Brady’s Suspension Upheld Amid Cell Phone Destruction

By Joe Jacobs 7/28/2015

Tom Brady

Goodell has spoken, and Brady is still suspended.

NFL commissioner Roger Goodell has upheld New England Patriots Tom Brady’s four-game suspension over Deflategate. In response Brady has promised to sue. And it turns out that the quarterback’s cell phone is in the center of the controversy.

Once Goodell learned that Brady had an assistant destroy a cellphone he had used during the NFL playoffs, the Commissioner decided to keep Brady on the sidelines for four games.

The decision comes almost six months after the Patriots allegedly under-inflated footballs during the first half AFC championship game against the Indianapolis Colts. The Patriots won the game 45-7, scoring the bulk of their points in the second half.

The League spent $5 million to investigate the incident which claimed that Brady was “at least generally aware” that two Patriots employees had tampered with the game balls.

Those findings led to Brady’s four game suspension and the Patriots losing two draft picks and a $1 million fine.

Brady promptly appealed his suspension, and last month he met with Goodell at the League’s New York City headquarters.

This week, the Commissioner released a 20-page report detailing why he would not reduce the suspension, largely based on the destruction of the cell phone and what he described as Brady’s failure to cooperate during the investigation.

Brady had testified he ordered an assistant to destroy the cell phone he used during the time of the investigation in early March, right before he was set to meet with League investigators. The assistant destroyed 10,000 text messages. Brady has said that he regularly destroys his cell phones and this action had nothing to do with the investigation. He reportedly had offered the phone’s history from the server to the NFL.

In what he characterized as a “new development,” Goodell maintained that “Mr. Brady had failed to cooperate with the investigation,” and his denial of involvement and wrongdoing in the case was “not credible.”

“Especially in light of the new evidence introduced at the hearing — evidence demonstrating that he arranged for the destruction of potentially relevant evidence that had been specifically requested by the investigators — my findings and conclusions have not changed in a manner that would benefit Mr. Brady.”

Brady has adamantly denied he knew anything about the under-inflated footballs. He is working with the NFL Players’ Association to file a federal court lawsuit.
The decision will cost Brady about $2 million.

Brady’s agent Don Yee has called the decision “deeply disappointing,” saying “neither Tom nor the Patriots did anything wrong.”

Today Patriots owner Robert Kraft apologized to Pats fans at at a press conference saying he should have taken action immediately.

“I was wrong to put my faith in the League. Given the facts, evidence and laws of science that underscored this entire situation, it is completely incomprehensible to me that the League continues to take steps to disparage one of its all-time great players, a man for which I have the utmost respect.”

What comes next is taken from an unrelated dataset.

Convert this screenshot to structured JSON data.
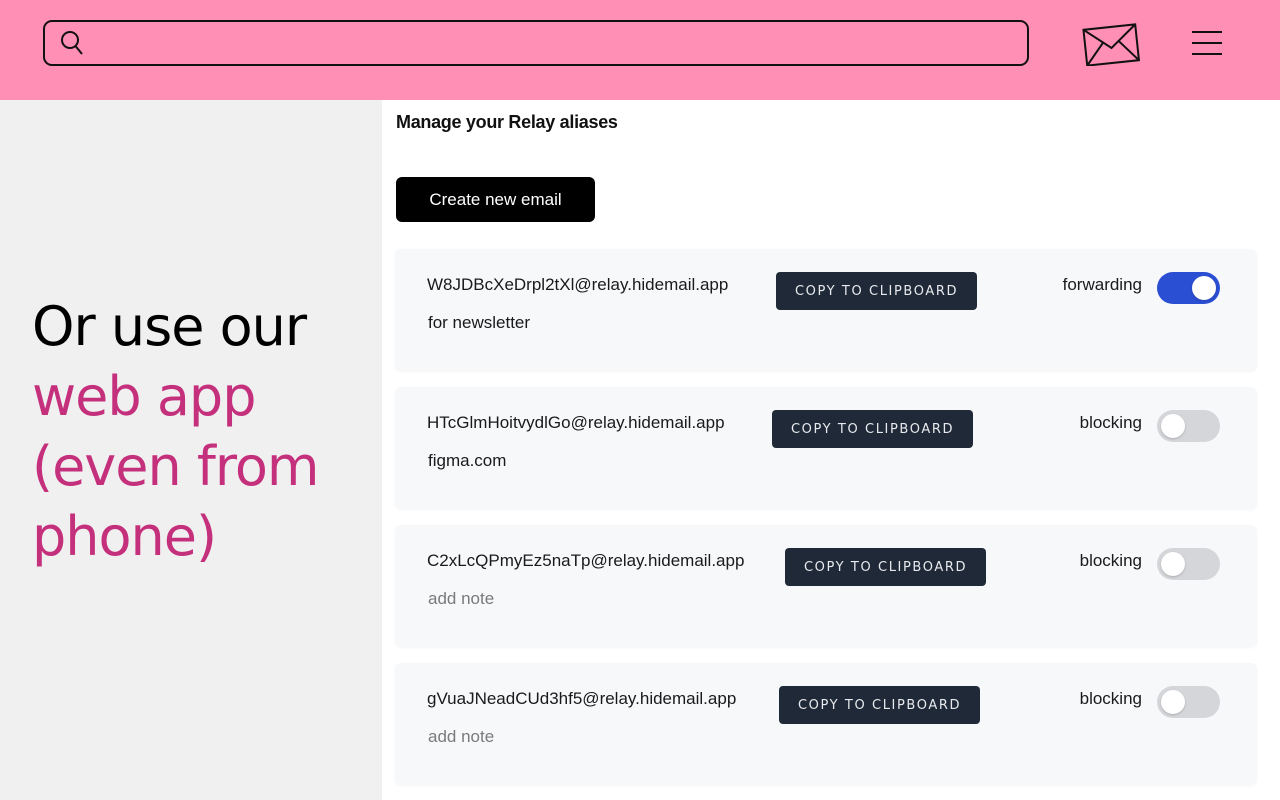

Brady will be allowed to participate in off-season training camp and team activities while he sues the League, but backup quarterback Jimmy Garoppolo will be preparing to start the first four games of New England’s season. Brady’s suspension is set to end October 18 in a game against the Pittsburgh Steelers.